We are sick from this past election. I don’t mean we are sick of it, which most of us are, but we are sick from it. Americans have ingested the vitriol between candidates, the fear and loathing exposed and enflamed from voters, the high anxiety surrounding who might win, and the churning of the ever-shortening news cycle. The seeds of fear, anxiety, anger, and despair have been overfed in us as individuals and in society as a whole. It’s as if we have been subject to the mental programming the main character Alex in A Clockwork Orange opted to endure: strapped to a chair, eyes pried open, forced to watch unending horror.
The end of the election is a perfect time to reevaluate what we are consuming in terms of news, information, and even conversations. How are our habits of reading, watching the news, surfing the internet, looking at Facebook, etc., creating a positive and healthy mental attitude or a negative and anxious one? Are our consumption habits ones that increase happiness, gratitude, and compassion in our psyche, both individually and collectively?
This isn’t a call for becoming ignorant of the developments around us, but to more carefully gauge and observe the quantity and quality of the information, sights, and sounds we take in, much as we strive to be mindful of the types and amounts of food we consume to have a healthy diet.
The first step is to become aware of what we are taking in. Is this activity nourishing my mindfulness, my joy, my centeredness? How do I feel after watching it or engaging in it? Second, why am I taking this in if it isn’t helpful? What am I running to or from? Finally, what could I do as an alternative that would be positive, both for me and the world around me? What are my aspirations for myself and my world that I can act upon?
This past week I stayed with a relative in Jacksonville, Florida, who had the TV on 24/7 tuned to a news channel. It was like living in hell. The political ads were unbelievably negative, filled with very harsh speech, and ran in an unending loop. The programming itself often had panels of pundits arguing about, not discussing, issues. I finally asked if we could turn it off and go for a walk. What a relief for both of us, walking in 70-degree sunshine with palm fronds moving in a gentle breeze that had the familiar, slightly sour North Florida scent of pine trees mixed with ocean salt. It was as if we’d opened the door into another world just by turning off the TV and stepping outside.
Turning off what doesn’t nourish us, tuning in to our needs and our aspirations, and then turning outward to appreciate those things that are nourishing and to act out our aspirations are the core of mindful consumption. This Thursday we will recite the Five Mindfulness Trainings and discuss the Fifth Training on mindful consumption. Please join us to discuss how you practice, or hope to practice, mindful consumption and how you’ve fared during the election cycle. What have you learned? What are your aspirations for how you want to practice? A brief quotation from Thich Nhat Hahn is below.

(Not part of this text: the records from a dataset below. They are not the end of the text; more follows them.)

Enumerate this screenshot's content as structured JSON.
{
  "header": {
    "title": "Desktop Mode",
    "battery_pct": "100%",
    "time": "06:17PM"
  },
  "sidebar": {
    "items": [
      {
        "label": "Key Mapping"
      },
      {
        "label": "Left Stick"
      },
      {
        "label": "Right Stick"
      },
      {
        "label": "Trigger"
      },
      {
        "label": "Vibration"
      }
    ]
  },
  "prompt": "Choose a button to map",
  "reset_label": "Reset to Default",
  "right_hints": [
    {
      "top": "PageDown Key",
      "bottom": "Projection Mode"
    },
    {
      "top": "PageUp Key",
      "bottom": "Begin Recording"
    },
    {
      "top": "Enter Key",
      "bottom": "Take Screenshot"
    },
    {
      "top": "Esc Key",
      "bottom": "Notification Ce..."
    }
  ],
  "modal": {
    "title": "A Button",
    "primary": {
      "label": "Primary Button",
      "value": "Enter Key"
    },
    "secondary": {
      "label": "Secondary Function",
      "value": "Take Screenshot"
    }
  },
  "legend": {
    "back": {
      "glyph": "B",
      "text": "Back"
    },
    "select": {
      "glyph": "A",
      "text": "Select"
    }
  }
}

Also, Still Water is facilitating a discussion of the Five Mindfulness Training in the next few weeks that can help us share with each other our understanding of, and struggles with, these trainings in our daily lives. The group will meet November 12 and 19 and December 3. Please register ASAP if you would like to join us, which I hope you will.
From For a Future to be Possible by Thich Nhat Hanh
There is a deep malaise in society. When we put a young person in this society without trying to protect him, he receives violence, hatred, fear, and insecurity every day, and eventually he gets sick. Our conversations, TV programs, advertisements, newspapers, and magazines all water the seeds of suffering in young people, and in not-so-young people as well. We feel a kind of vacuum in ourselves, and we try to fill it by eating, reading, talking, smoking, drinking, watching TV, going to the movies, or even overworking. Taking refuge in these things only makes us feel hungrier and less satisfied, and we want to ingest even more. We need some guidelines, some preventive medicine, to protect ourselves, so we can become healthy again. We have to find a cure for our illness. We have to find something that is good, beautiful, and true in which we can take refuge.
When we drive a car, we are expected to observe certain rules so that we do not have an accident. Two thousand five hundred years ago, the Buddha offered certain guidelines to his lay students to help them live peaceful, wholesome, and happy lives. They were the Five Mindfulness Trainings, and at the foundation of each of these precepts is mindfulness. With mindfulness, we are aware of what is going on in our bodies, our feelings, our minds, and the world, and we avoid doing harm to ourselves and others. Mindfulness protects us, our families, and our society, and ensures a safe and happy present and a safe and happy future….
The Five Mindfulness Trainings are love itself. To love is to understand, protect, and bring well-being to the object of our love. The practice of the precepts accomplishes this. We protect ourselves and we protect each other and we obtain even deeper peace and joy.
|Sun, February 6||Mon, February 7||
Tue, February 8
Gaithersburg, MDEvening Practice at the Episcopal Church of the Ascension 7:00 pm - 8:30 pm
|Wed, February 9||
Thu, February 10
Ashton, MDMorning Meditation at Blueberry Gardens 7:00 am - 8:10 am
|Fri, February 11||Sat, February 12|